Workers at a Carlsberg brewery in Copenhagen went back to work this week after a five-day strike over company plans to cut back their free beer rations from three bottles a day to one, which must be consumed at lunch in the company cafeteria. Workers agreed to sit down with management and come up with a temporary solution to the dispute. No matter how this brouhaha is resolved, the new drinking policy  may not be such a bad idea. A recent study from the Harvard School of Public Health found that having one or two drinks a day can reduce the risk of heart disease in young adults.

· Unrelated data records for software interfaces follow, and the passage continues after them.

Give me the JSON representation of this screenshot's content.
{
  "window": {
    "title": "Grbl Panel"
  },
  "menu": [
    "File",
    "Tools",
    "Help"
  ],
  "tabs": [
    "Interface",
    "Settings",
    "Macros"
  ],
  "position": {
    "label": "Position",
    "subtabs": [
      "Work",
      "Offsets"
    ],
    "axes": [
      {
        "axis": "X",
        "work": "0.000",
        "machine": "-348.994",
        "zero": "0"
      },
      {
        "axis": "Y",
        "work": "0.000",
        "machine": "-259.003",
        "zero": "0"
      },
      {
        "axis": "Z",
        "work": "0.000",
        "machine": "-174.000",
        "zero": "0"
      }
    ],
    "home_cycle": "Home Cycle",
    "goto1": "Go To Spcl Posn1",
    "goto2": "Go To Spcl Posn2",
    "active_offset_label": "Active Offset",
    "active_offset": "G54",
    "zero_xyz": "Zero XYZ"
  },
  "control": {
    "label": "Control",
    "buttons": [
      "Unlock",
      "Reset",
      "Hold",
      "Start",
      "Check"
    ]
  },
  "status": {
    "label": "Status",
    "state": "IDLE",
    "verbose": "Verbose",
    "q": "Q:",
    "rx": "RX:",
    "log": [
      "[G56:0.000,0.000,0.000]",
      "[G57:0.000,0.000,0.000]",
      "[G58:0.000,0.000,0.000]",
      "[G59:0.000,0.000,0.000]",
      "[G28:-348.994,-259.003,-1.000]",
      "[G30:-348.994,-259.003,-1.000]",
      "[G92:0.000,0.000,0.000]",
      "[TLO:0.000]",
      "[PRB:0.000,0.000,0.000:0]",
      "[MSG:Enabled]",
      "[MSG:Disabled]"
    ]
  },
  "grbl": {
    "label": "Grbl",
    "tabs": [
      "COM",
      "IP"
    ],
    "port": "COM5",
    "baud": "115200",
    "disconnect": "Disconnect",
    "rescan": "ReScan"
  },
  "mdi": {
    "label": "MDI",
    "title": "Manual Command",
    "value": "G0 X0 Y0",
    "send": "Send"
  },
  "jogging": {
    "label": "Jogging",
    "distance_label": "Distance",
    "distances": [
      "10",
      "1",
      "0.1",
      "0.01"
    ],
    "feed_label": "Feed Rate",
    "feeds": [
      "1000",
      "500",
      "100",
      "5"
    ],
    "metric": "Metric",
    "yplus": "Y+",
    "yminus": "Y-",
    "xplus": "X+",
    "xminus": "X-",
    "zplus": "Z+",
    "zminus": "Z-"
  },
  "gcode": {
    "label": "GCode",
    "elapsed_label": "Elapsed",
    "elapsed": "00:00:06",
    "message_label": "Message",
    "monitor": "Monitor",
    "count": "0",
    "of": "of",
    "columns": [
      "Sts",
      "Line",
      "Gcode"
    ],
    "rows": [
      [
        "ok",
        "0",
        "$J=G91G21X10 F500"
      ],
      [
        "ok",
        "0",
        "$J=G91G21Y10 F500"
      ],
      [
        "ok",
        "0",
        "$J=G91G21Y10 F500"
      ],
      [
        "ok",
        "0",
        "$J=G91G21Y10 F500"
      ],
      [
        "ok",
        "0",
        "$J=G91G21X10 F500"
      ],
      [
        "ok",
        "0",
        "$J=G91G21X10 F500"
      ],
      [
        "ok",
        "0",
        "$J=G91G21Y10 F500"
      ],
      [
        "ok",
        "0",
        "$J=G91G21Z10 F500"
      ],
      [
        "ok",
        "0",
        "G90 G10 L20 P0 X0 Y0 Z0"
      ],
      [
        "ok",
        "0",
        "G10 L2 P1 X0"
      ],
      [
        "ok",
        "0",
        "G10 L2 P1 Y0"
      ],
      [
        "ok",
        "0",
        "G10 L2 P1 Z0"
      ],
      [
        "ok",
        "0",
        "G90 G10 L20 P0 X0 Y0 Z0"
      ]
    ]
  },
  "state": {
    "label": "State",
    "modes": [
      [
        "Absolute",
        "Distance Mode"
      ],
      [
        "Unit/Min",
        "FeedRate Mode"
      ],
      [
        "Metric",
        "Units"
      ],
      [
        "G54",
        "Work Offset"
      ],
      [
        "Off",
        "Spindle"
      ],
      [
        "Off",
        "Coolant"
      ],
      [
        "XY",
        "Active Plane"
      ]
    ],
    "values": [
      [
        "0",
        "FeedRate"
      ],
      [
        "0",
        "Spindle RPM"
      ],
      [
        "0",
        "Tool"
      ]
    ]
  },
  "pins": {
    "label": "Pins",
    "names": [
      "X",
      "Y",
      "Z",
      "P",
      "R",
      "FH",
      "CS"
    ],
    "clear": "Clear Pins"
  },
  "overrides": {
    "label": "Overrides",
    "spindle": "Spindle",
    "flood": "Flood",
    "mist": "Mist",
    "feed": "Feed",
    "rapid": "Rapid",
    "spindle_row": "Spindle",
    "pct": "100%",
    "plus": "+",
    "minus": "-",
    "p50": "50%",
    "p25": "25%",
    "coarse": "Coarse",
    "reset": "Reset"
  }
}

The family guy
What started as a golf tournament—all but consumed by the prodigal return of the adulterous Tiger Woods—ended with the triumph of devoted family man Phil Mickelson, who won his third green jacket at the Masters. While Woods had been away from golf dealing with a sex scandal fallout, Mickelson faced his share of distractions too. Both his wife and mother were diagnosed with breast cancer a year ago, and he dedicated his victory to them and his family. Mickelson’s win provided a welcome narrative shift and a nice break from talk about Tiger, who was back to his old habits on the course, yelling and flipping clubs in anger, even pouting over his fourth place finish. Sometimes, nice guys do finish first.

The Bad news

Alberta grit?
Dave Taylor, the former Alberta Liberal leadership contender, has quit the party to sit as an independent, saying he’s “lost confidence” in his one-time rival David Swann’s “abilities as a leader” and calling the party “invisible” and “irrelevant.” If the Alberta Liberals ever had a chance to grow the party, now would be it: Danielle Smith’s Wildrose Alliance seems poised to cut the Progressive Conservative vote under Ed Stelmach’s moribund premiership, leaving an in for the Grits. Well, don’t count on it. Long encumbered by backbiting, this is yet another instance of bad Alberta Liberal party politics. That’s bad for democracy in a province that, with 40 years of Tory rule, has become a one-party state.

All news fit to bleep
Since the New York Times began broadcasting video of its morning news meeting across the Internet, some of its highest-ranking editors have been seen to utter inaccuracies. On just the feed’s second day, executive editor Bill Keller said that Britain had thrown “the head of Mossad,” Israel’s intelligence service, out of the country “in retribution for the Israelis having assassinated a Hamas militant in Dubai.” But the Brits hadn’t accused Israel of the hit, and the Times hadn’t confirmed whether the diplomat they’d ejected was the Israeli London spy chief. “This is why I went into print rather than TV,” Keller wrote to his paper’s ombudsman, explaining today’s accelerated news delivery: “The deadline is always.”

Simmering down
Protests against Thailand’s coalition government turned violent last weekend, killing 21 and threatening to send the country spiralling into crisis. In Kyrgyzstan, meanwhile, 83 people were killed during an anti-government uprising that saw the president flee the capital. The incidents leave dark stains on two countries with histories of political instability. But there are signs the worst may be over. In Thailand, the head of the army ruled out using further force to stop protesters. Kyrgyzstan’s president said he would resign if his safety and his family’s safety could be guaranteed. Cooler heads must prevail.

Fat food
This week, KFC introduced the Double Down sandwich, a savoury creation consisting of two deep-fried chicken fillets rather than a bun, and with bacon, cheese and sauce as filling. All told, it contains an alarming 1,380 mg of salt (more than half the recommended daily allowance). Then again, if you’re the type who’d eat this beast, you probably don’t care too much about your health anyway.